── Data shown ──
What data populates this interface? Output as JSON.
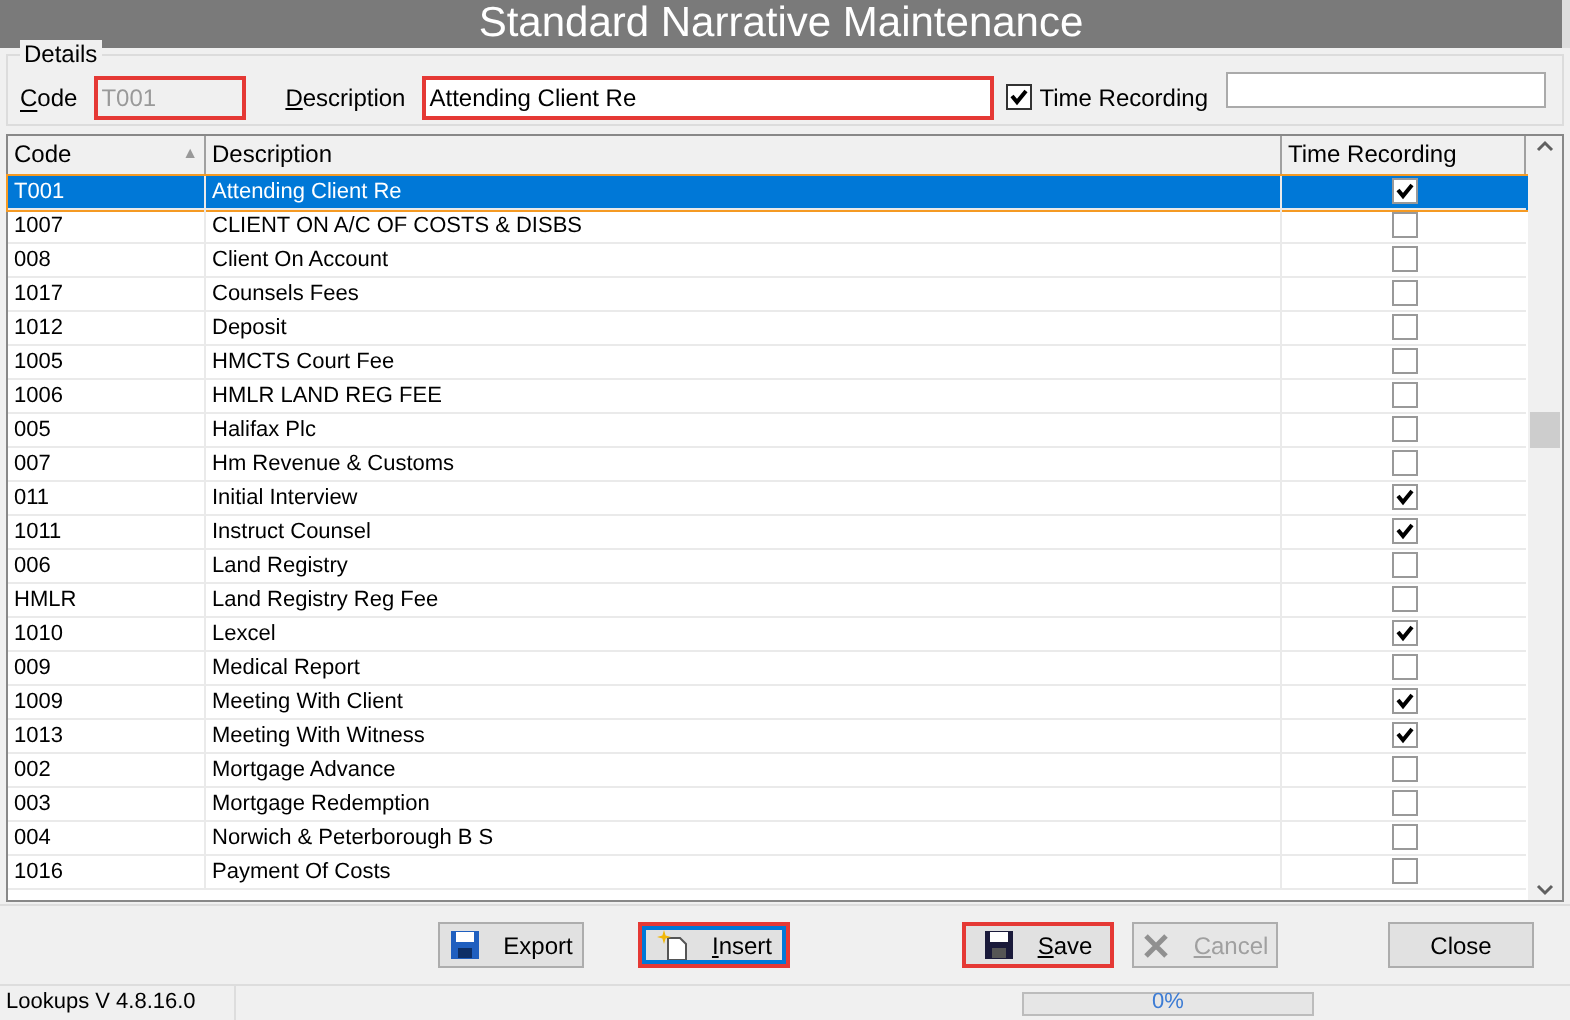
{
  "window": {
    "title": "Standard Narrative Maintenance"
  },
  "details": {
    "legend": "Details",
    "code": {
      "label": "Code",
      "value": "T001",
      "disabled": true,
      "highlighted": true
    },
    "description": {
      "label": "Description",
      "value": "Attending Client Re",
      "highlighted": true
    },
    "time_recording": {
      "label": "Time Recording",
      "checked": true
    }
  },
  "table": {
    "columns": [
      {
        "label": "Code",
        "sort": "▲"
      },
      {
        "label": "Description"
      },
      {
        "label": "Time Recording"
      }
    ],
    "rows": [
      {
        "code": "T001",
        "description": "Attending Client Re",
        "checked": true,
        "selected": true
      },
      {
        "code": "1007",
        "description": "CLIENT ON A/C OF COSTS & DISBS",
        "checked": false,
        "selected": false
      },
      {
        "code": "008",
        "description": "Client On Account",
        "checked": false,
        "selected": false
      },
      {
        "code": "1017",
        "description": "Counsels Fees",
        "checked": false,
        "selected": false
      },
      {
        "code": "1012",
        "description": "Deposit",
        "checked": false,
        "selected": false
      },
      {
        "code": "1005",
        "description": "HMCTS Court Fee",
        "checked": false,
        "selected": false
      },
      {
        "code": "1006",
        "description": "HMLR LAND REG FEE",
        "checked": false,
        "selected": false
      },
      {
        "code": "005",
        "description": "Halifax Plc",
        "checked": false,
        "selected": false
      },
      {
        "code": "007",
        "description": "Hm Revenue & Customs",
        "checked": false,
        "selected": false
      },
      {
        "code": "011",
        "description": "Initial Interview",
        "checked": true,
        "selected": false
      },
      {
        "code": "1011",
        "description": "Instruct Counsel",
        "checked": true,
        "selected": false
      },
      {
        "code": "006",
        "description": "Land Registry",
        "checked": false,
        "selected": false
      },
      {
        "code": "HMLR",
        "description": "Land Registry Reg Fee",
        "checked": false,
        "selected": false
      },
      {
        "code": "1010",
        "description": "Lexcel",
        "checked": true,
        "selected": false
      },
      {
        "code": "009",
        "description": "Medical Report",
        "checked": false,
        "selected": false
      },
      {
        "code": "1009",
        "description": "Meeting With Client",
        "checked": true,
        "selected": false
      },
      {
        "code": "1013",
        "description": "Meeting With Witness",
        "checked": true,
        "selected": false
      },
      {
        "code": "002",
        "description": "Mortgage Advance",
        "checked": false,
        "selected": false
      },
      {
        "code": "003",
        "description": "Mortgage Redemption",
        "checked": false,
        "selected": false
      },
      {
        "code": "004",
        "description": "Norwich & Peterborough B S",
        "checked": false,
        "selected": false
      },
      {
        "code": "1016",
        "description": "Payment Of Costs",
        "checked": false,
        "selected": false
      }
    ]
  },
  "buttons": [
    {
      "label": "Export",
      "kind": "export",
      "highlighted": false,
      "disabled": false
    },
    {
      "label": "Insert",
      "kind": "insert",
      "highlighted": true,
      "disabled": false
    },
    {
      "label": "Save",
      "kind": "save",
      "highlighted": true,
      "disabled": false
    },
    {
      "label": "Cancel",
      "kind": "cancel",
      "highlighted": false,
      "disabled": true
    },
    {
      "label": "Close",
      "kind": "close",
      "highlighted": false,
      "disabled": false
    }
  ],
  "status_bar": {
    "version": "Lookups V 4.8.16.0",
    "progress": {
      "level": 0,
      "reading": "0%"
    }
  }
}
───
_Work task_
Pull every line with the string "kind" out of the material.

_Response_
      "kind": "export",
      "kind": "insert",
      "kind": "save",
      "kind": "cancel",
      "kind": "close",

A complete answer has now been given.